Without a drug task force, drug cases are worked sporadically, and detectives focus their energy elsewhere.
“It’s no secret that drugs are everywhere, and I don’t think there’s an administration that has been in office as sheriff … or anybody that doesn’t know that and recognize that,” Rasche said. “(The) problem is trying to get your resources in a row … so you can effectively conduct these investigations.”
But dedicating a team of detectives to drug investigations is more involved than simply shifting around a few officers’ duties.
Drug investigations require constant surveillance of suspects and around-the-clock availability for officers working the cases. Identifying potential informants in the community and developing relationships with them also takes time.
Meanwhile, investigators have to respond to other crimes, knowing most are motivated by drug abuse.
“We’re behind the ball because these people, they will steal from their mother … to support their habit,” Rasche said. “They will go to great extremes to get whatever they need. That keeps us busy.”
Sheriff’s Detective Tim Cicenas, a member of the former task force, said the workload for a team dedicated to drug crimes is considerable, especially given the fact drug dealers don’t keep banker’s hours.
“Once you start, you could go to work and never go home,” Cicenas said.
Jester added that having a team of detectives working on drug cases not only divides the workload but keeps officers safe.
When officers work undercover, their team members need to be at the ready, Jester said.
“(If) that officer gets in trouble and has no backup, then I’m killing an officer,” Jester said.
For detectives, the county’s drug problem is about more than numbers on a spreadsheet.

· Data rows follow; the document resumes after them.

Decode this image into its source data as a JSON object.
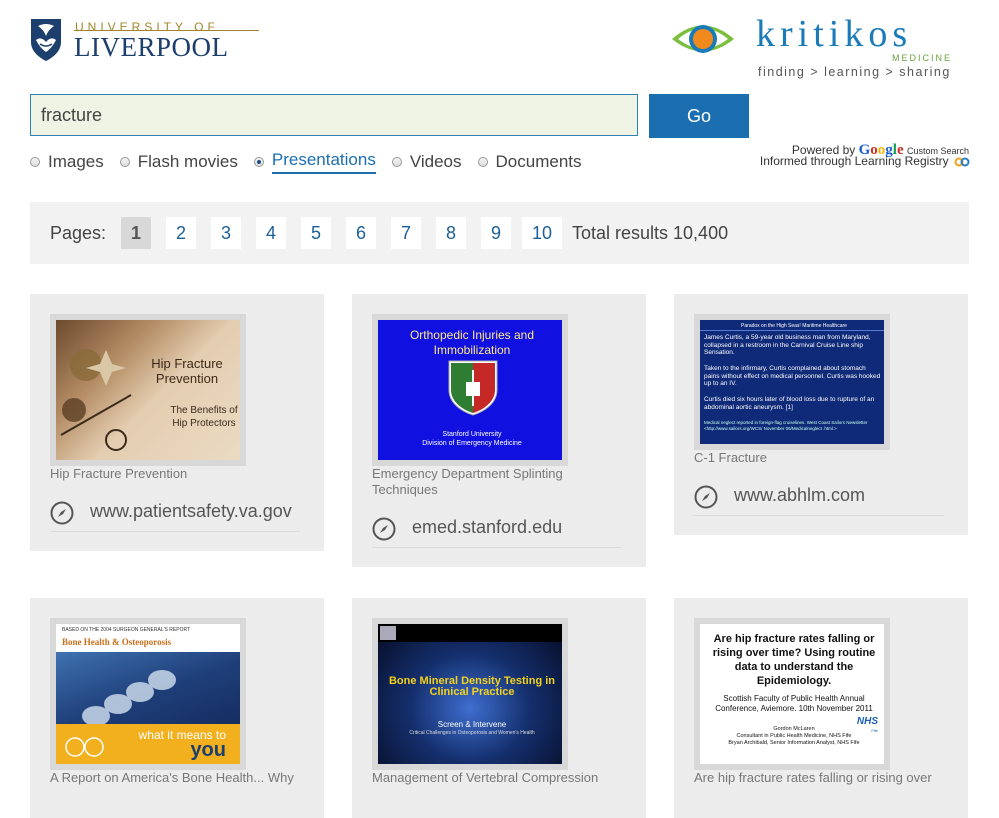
{
  "header": {
    "uol": {
      "top_text": "UNIVERSITY OF",
      "main_text": "LIVERPOOL"
    },
    "kritikos": {
      "word": "kritikos",
      "sub": "MEDICINE",
      "tagline": "finding > learning > sharing"
    }
  },
  "search": {
    "value": "fracture",
    "go_label": "Go"
  },
  "powered": {
    "prefix": "Powered by",
    "google": "Google",
    "custom": "Custom Search",
    "informed": "Informed through Learning Registry"
  },
  "filters": [
    {
      "label": "Images",
      "selected": false
    },
    {
      "label": "Flash movies",
      "selected": false
    },
    {
      "label": "Presentations",
      "selected": true
    },
    {
      "label": "Videos",
      "selected": false
    },
    {
      "label": "Documents",
      "selected": false
    }
  ],
  "pager": {
    "label": "Pages:",
    "pages": [
      "1",
      "2",
      "3",
      "4",
      "5",
      "6",
      "7",
      "8",
      "9",
      "10"
    ],
    "current": "1",
    "total": "Total results 10,400"
  },
  "results": [
    {
      "title": "Hip Fracture Prevention",
      "source": "www.patientsafety.va.gov",
      "slide": {
        "title": "Hip Fracture Prevention",
        "sub": "The Benefits of Hip Protectors"
      }
    },
    {
      "title": "Emergency Department Splinting Techniques",
      "source": "emed.stanford.edu",
      "slide": {
        "title": "Orthopedic Injuries and Immobilization",
        "sub1": "Stanford University",
        "sub2": "Division of Emergency Medicine"
      }
    },
    {
      "title": "C-1 Fracture",
      "source": "www.abhlm.com",
      "slide": {
        "header": "Paradox on the High Seas!   Maritime Healthcare",
        "p1": "James Curtis, a 59-year old business man from Maryland, collapsed in a restroom in the Carnival Cruise Line ship Sensation.",
        "p2": "Taken to the infirmary, Curtis complained about stomach pains without effect on medical personnel.  Curtis was hooked up to an IV.",
        "p3": "Curtis died six hours later of blood loss due to rupture of an abdominal aortic aneurysm.  [1]",
        "p4": "Medical neglect reported in foreign-flag cruiselines. West Coast Sailors Newsletter <http://www.sailors.org/WCS/ November 06/Medicalneglect .html.>"
      }
    },
    {
      "title": "A Report on America's Bone Health... Why",
      "source": "",
      "slide": {
        "top": "BASED ON THE 2004 SURGEON GENERAL'S REPORT",
        "title": "Bone Health & Osteoporosis",
        "what": "what it means to",
        "you": "you"
      }
    },
    {
      "title": "Management of Vertebral Compression",
      "source": "",
      "slide": {
        "title": "Bone Mineral Density Testing in Clinical Practice",
        "sub": "Screen & Intervene",
        "sub2": "Critical Challenges in Osteoporosis and Women's Health"
      }
    },
    {
      "title": "Are hip fracture rates falling or rising over",
      "source": "",
      "slide": {
        "title": "Are hip fracture rates falling or rising over time? Using routine data to understand the Epidemiology.",
        "conf": "Scottish Faculty of Public Health Annual Conference, Aviemore.  10th November 2011",
        "nhs": "NHS",
        "fife": "Fife",
        "a1": "Gordon McLaren",
        "a2": "Consultant in Public Health Medicine, NHS Fife",
        "a3": "Bryan Archibald, Senior Information Analyst, NHS Fife"
      }
    }
  ],
  "colors": {
    "brand_blue": "#1b6fb0",
    "card_bg": "#ececec",
    "pager_bg": "#f2f2f2"
  }
}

Rasche said he personally knows a family who lost a loved one to a heroin overdose.
“You see what it’s done to these people’s lives, what it’s done to their family,” Rasche said. “We investigated that, and we took it as far as we could. There are some things you just can’t finish. You want to. You can’t.”
Rasche said he has researched the possibility of partnering with an existing task force outside the county. On the plus side, that would give county authorities access to additional resources. By the same token, it could also remove an officer from local investigations for various lengths of time as cases are pursued elsewhere.
“… We need to be doing something,” Rasche said. “If this is a small step in a big plan for us to start doing something, then that’s what we’ll do.”
Given what happened with the last task force, Jester added that he would have some reservations about re-establishing a team on the local level.
“There would have to be a very defined checks-and-balances system, a vey defined leader of the team, very defined set of goals for the team,” Jester said. “I would be all about putting an officer on the task force, but I would have to be able to justify adding caseload to our current detectives … to let a guy specialize.”
Shepherd said that over the past eight years, the sheriff’s department has replaced various officers who have left, but the addition of an entirely new position last year was the first since 2004.
The three latest hires will complete their training this year. After that, Shepherd said, he might re-evaluate the department’s needs. What that means for investigating drug cases is unclear.
“I think there’s light at the end of the tunnel,” Shepherd said. “Now, we’ll have better coverage, and we can start maybe rearranging some. But until then, I just don’t see it being feasible.”